Recently, I posted about the problem of planned obsolescence, and how industry profits mightily by creating products with shorter than necessary lifespans in order to drum up repeat business. On one hand, this practice creates jobs for people who keep producing the items people need as the old ones wear out. On the other hand, it’s a bummer to have to replace broken things so often, and it’s a disaster for the environment. What can we do to change the situation for the better?
That question, or one like it, was on the mind of Frédéric Bastiat in 1850 when he wrote his famous essay, “Ce qu’on voit et ce qu’on ne voit pas” (That Which Is Seen, and That Which Is Not Seen). Bastiat tells the metaphorical story of a French shopkeeper whose son carelessly breaks a pane of glass in the shop window. This obviously represents a loss for the shopkeeper, but most people would note that even the window repairman needs to make a living, so it all balances out in the end. Bastiat, however, points out that this conclusion is a little too easy. What people miss is the opportunity cost; that is, what could the shopkeeper have done with the money he spent fixing the window, if the window had never been broken?
In this context, planned obsolescence can be thought of as “the window that breaks itself.” If you didn’t have to replace your sluggish, bloatware-filled computers and smartphones every couple years (how convenient that a new model is available!), what else could you do with that money? Perhaps you could buy something else. Perhaps you could work a little less, and take the savings in the form of time spent doing something you enjoy. Perhaps you are a low wage worker and don’t have that money or time in the first place, and the savings represents a lack of debt. In every example, there exists an opportunity: the thing that, as Bastiat explained, is not seen.
When we don’t have to keep replacing broken things, that frees up resources and labor to create more value that we didn’t have before, instead of racing to stay where we are. When you look at the world around you, do you see any number of things which need to be done, but which generally go undone or under-done, as there’s no profit in it? Every volunteer job comes to mind, from mentoring at-risk kids to cleaning up rivers to planting urban gardens.

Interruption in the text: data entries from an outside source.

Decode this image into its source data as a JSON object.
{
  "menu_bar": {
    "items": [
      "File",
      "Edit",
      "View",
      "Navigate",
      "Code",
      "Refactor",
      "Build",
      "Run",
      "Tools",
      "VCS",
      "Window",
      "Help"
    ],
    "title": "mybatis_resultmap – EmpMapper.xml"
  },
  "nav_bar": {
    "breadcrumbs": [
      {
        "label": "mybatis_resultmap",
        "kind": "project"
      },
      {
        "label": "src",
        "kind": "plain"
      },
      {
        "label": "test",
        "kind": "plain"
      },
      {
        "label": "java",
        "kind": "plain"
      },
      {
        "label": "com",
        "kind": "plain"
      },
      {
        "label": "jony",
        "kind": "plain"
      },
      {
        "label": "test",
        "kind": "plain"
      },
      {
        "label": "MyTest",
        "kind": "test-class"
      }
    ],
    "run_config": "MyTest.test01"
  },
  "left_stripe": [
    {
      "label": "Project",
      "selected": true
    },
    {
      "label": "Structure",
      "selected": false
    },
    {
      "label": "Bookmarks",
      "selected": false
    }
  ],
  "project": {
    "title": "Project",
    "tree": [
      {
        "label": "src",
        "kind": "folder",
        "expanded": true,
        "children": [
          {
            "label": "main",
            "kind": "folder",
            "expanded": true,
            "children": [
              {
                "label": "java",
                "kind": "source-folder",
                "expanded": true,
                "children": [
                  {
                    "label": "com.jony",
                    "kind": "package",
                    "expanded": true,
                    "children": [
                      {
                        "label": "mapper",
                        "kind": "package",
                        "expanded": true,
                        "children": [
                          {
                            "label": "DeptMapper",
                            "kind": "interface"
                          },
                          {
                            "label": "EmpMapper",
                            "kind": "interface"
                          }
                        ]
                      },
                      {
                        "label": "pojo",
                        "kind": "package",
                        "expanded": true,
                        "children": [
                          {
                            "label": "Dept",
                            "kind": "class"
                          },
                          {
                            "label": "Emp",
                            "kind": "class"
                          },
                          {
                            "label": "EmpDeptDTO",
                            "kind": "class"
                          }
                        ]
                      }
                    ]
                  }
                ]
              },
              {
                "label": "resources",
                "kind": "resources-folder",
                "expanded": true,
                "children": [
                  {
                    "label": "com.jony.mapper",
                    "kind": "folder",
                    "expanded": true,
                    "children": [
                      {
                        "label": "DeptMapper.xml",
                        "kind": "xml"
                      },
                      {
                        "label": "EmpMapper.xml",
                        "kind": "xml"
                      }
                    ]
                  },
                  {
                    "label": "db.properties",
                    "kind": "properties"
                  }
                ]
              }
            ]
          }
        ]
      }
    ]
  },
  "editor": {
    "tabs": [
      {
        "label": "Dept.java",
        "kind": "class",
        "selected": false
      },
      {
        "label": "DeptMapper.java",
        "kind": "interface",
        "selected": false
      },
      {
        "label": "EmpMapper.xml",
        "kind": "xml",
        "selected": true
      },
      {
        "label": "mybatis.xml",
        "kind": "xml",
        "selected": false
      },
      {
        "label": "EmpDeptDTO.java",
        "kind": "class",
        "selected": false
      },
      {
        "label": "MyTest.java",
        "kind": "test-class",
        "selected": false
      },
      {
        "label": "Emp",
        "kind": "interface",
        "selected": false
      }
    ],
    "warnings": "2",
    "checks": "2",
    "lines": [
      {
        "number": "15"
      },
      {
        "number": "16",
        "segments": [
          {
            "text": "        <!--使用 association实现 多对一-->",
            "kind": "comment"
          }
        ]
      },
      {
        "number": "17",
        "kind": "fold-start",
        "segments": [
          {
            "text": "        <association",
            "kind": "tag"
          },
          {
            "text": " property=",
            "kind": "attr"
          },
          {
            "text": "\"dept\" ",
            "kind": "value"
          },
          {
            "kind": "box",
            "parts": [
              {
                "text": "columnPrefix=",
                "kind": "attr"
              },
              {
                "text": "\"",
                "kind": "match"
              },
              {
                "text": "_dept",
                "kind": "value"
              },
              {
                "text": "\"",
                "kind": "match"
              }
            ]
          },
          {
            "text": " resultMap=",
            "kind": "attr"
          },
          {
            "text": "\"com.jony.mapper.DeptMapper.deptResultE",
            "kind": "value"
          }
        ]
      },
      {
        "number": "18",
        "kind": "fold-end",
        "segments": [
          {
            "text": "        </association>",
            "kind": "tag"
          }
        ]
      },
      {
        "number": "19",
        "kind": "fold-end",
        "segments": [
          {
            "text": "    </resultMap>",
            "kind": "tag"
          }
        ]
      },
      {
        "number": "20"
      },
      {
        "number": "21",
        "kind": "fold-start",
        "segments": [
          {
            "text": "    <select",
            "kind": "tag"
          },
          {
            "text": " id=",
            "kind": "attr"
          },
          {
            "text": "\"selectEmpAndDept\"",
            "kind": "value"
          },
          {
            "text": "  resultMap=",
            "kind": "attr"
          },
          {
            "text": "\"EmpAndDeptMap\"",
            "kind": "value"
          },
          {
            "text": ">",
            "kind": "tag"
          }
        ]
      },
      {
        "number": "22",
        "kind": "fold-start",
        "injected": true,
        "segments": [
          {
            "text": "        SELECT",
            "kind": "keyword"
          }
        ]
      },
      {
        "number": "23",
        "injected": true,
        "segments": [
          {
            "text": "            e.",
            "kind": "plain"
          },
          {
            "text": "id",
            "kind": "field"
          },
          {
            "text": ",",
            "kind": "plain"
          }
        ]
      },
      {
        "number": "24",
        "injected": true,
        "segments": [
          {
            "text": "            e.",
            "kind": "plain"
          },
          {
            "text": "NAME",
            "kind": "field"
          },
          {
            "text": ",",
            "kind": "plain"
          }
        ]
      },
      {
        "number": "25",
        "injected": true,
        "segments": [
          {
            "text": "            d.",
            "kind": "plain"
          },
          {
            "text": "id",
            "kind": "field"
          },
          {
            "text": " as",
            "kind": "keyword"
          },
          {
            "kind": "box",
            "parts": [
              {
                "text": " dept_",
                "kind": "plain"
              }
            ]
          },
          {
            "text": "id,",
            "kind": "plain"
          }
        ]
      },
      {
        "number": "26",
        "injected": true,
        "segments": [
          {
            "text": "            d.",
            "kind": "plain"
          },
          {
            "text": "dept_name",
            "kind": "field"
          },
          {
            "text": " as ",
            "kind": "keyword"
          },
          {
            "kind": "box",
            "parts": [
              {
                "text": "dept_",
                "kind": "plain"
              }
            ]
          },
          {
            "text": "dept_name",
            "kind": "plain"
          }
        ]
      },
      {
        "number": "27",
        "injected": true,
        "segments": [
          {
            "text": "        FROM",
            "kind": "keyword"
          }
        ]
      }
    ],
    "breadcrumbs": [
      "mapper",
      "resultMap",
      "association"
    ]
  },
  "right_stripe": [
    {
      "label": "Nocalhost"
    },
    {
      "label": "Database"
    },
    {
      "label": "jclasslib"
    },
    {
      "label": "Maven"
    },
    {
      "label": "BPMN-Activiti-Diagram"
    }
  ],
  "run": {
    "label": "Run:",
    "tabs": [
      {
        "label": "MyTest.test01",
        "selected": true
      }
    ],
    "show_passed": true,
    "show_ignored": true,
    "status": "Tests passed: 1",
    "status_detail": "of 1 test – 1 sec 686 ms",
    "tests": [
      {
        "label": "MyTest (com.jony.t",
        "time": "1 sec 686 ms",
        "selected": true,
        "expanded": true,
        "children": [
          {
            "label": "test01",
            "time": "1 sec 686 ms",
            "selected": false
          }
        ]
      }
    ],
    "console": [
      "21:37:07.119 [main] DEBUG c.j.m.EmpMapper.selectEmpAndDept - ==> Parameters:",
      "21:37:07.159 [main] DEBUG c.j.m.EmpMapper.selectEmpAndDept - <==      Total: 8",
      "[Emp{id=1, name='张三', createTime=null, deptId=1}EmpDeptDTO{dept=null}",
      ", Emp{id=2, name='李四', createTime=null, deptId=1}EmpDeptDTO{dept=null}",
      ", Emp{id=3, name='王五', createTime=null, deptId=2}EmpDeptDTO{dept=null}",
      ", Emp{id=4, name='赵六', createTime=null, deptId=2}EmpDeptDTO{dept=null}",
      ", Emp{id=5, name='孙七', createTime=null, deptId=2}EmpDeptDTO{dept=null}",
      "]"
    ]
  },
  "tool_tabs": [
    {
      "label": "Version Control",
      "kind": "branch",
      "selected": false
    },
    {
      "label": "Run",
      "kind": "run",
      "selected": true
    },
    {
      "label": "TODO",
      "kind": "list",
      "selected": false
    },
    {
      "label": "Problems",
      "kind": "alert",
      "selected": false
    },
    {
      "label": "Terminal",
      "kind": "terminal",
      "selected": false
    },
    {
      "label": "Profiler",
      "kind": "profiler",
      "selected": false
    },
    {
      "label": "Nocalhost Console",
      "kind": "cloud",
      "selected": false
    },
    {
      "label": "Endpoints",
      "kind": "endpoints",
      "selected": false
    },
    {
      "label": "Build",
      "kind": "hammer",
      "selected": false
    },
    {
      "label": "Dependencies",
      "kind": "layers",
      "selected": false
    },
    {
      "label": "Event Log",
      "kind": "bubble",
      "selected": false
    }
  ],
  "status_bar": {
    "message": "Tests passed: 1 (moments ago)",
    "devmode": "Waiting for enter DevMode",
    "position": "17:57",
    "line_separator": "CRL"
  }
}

Other unpaid or contribution-funded activities could replace items currently designed to break or become obsolete with durable goods designed to last. One example is open-source software. When there’s no profit motive behind creating programs that need constant replacing or updating, software can be robust and adaptable. (This post was written with the free, open source software Open Office.)
Repairing items that already exist is, perhaps intentionally, a pain in the neck, but with better-designed products, it doesn’t have to be. Learning to fix what you have is a way of recouping the cost so that you don’t have to buy the product again, and repair workshops can provide jobs for people whose previous jobs relied on planned obsolescence. The reduction of environmental damage from not trashing and replacing broken items would be huge.
Since most for-profit entities seem unlikely to embrace the end of planned obsolescence on their own, other solutions can be found in governmental mandate. In France, a 2015 law requires manufacturers to state up-front how long a product is designed to last and how long spare parts for that product will be produced. Consumers can then use that information to make better purchasing decisions, and hopefully items with a short life would be shamed out of the marketplace.
Finally, there’s something to be said for simply deciding that one doesn’t need so much stuff. A few well-made items designed to last can be an investment as well as a joy. Deciding to buy fewer yet better goods (or merely deciding to live without all the junk) can jumpstart the virtuous spiral out of planned obsolescence, and into a cleaner world, more time spent doing the things you want to do, and undoing the damage wrought by consumerism. If that’s not a worthy goal, I don’t know what is.